Records from a collection
%%
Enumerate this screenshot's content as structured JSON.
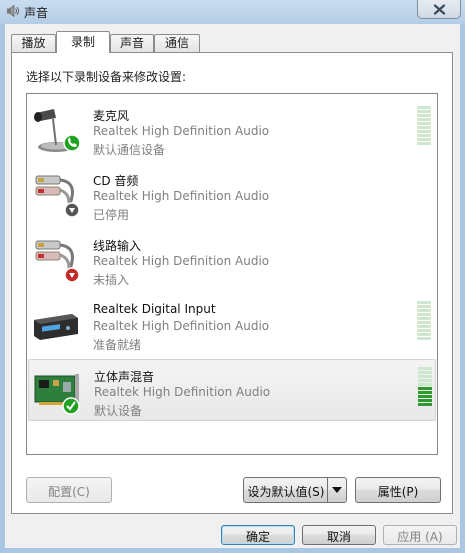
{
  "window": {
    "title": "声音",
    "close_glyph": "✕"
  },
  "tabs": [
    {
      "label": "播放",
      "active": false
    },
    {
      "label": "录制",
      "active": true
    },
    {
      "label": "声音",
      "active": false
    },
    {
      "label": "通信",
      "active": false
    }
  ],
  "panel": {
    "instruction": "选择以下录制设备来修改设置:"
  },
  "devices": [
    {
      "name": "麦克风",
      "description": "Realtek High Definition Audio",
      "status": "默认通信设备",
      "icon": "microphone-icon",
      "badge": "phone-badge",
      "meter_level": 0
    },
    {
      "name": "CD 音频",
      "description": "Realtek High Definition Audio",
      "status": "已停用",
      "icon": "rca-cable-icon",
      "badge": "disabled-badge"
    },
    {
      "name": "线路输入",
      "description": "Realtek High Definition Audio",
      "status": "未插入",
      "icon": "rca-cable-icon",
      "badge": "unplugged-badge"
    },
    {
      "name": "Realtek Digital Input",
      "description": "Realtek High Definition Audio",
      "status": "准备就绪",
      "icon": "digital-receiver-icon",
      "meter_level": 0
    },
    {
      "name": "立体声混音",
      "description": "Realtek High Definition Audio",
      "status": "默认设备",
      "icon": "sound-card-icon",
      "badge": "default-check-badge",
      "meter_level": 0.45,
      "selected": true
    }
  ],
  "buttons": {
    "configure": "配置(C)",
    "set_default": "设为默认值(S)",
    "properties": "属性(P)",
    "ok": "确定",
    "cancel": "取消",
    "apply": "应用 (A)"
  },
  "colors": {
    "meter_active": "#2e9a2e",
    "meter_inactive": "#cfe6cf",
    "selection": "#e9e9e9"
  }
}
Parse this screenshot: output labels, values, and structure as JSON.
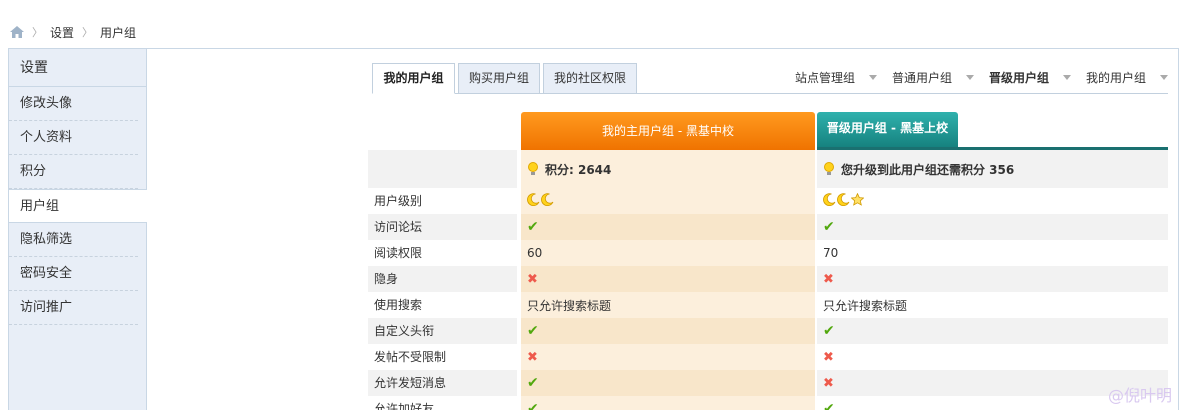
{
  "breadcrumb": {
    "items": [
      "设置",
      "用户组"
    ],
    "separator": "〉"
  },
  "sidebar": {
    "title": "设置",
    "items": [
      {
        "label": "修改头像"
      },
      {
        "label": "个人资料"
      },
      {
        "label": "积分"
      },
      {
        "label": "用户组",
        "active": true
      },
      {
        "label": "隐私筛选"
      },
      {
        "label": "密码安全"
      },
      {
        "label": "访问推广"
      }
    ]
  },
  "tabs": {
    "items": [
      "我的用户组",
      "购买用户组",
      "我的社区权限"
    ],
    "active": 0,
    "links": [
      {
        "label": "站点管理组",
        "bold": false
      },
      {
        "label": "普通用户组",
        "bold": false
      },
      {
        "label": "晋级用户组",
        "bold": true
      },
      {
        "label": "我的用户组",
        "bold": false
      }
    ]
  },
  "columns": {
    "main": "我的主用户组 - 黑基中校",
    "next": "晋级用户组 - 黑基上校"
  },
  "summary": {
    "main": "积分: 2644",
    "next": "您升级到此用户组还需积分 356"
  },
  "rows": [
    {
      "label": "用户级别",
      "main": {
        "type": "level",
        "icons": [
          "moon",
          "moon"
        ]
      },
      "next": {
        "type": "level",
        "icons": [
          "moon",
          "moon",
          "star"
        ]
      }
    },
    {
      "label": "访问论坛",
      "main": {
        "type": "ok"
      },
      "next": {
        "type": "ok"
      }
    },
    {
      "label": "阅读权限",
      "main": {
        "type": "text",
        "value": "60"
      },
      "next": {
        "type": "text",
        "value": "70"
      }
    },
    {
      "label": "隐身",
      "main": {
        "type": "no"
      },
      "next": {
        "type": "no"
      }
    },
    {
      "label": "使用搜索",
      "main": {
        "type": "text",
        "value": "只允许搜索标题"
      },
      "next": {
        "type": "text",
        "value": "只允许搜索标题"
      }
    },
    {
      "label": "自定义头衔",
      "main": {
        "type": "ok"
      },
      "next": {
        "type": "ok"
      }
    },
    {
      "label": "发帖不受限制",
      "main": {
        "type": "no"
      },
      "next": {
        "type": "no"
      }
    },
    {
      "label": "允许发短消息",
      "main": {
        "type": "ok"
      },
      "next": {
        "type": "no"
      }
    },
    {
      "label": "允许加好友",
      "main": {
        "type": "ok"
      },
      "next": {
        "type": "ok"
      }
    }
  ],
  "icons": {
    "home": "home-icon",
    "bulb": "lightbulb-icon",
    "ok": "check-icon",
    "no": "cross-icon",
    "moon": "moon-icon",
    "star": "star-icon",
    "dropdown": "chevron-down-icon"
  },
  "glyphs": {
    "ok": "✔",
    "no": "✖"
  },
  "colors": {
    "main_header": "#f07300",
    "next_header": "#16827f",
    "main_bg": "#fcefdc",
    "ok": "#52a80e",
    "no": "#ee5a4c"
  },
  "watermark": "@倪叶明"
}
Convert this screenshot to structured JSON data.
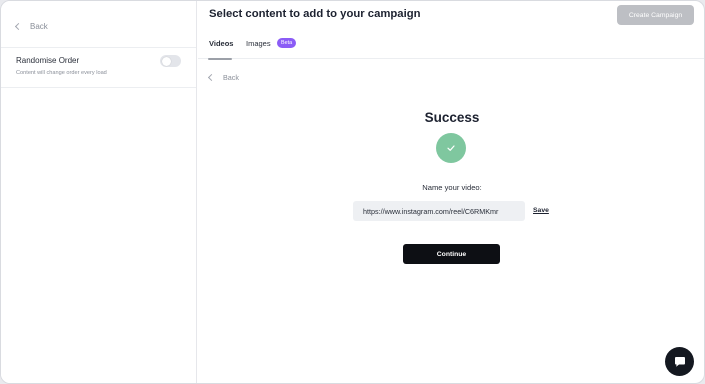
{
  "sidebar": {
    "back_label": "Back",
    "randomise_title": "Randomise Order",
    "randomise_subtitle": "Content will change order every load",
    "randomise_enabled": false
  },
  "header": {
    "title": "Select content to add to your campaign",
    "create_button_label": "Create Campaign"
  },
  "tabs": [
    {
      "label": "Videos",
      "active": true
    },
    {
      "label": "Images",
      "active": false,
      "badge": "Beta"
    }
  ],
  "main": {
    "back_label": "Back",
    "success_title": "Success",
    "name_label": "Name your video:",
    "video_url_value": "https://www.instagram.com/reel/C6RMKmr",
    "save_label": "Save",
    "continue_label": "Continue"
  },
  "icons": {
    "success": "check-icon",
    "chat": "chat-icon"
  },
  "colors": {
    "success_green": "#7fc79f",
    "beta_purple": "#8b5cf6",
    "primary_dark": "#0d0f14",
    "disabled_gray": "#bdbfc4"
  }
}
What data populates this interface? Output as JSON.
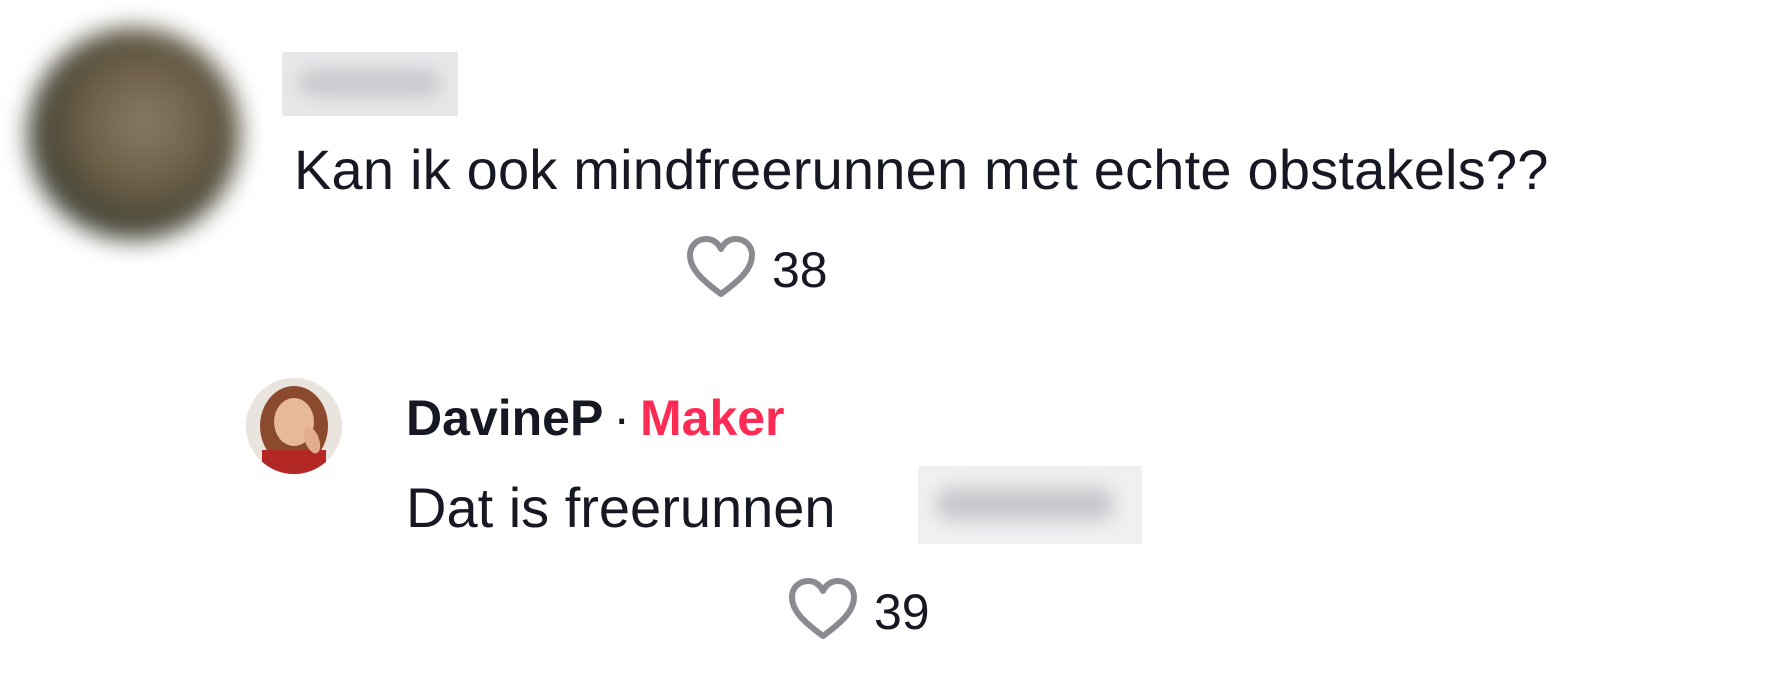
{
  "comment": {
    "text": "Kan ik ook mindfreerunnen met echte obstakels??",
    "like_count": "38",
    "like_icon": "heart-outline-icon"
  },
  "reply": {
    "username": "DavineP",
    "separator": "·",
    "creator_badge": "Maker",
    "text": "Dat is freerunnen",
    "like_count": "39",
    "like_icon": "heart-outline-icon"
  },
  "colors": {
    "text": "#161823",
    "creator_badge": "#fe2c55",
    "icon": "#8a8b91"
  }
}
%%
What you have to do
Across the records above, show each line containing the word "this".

Your solution
Enumerate this screenshot's content as structured JSON.
Parse this screenshot: output labels, values, and structure as JSON.
Convert this screenshot to structured JSON data.
What data populates this interface? Output as JSON.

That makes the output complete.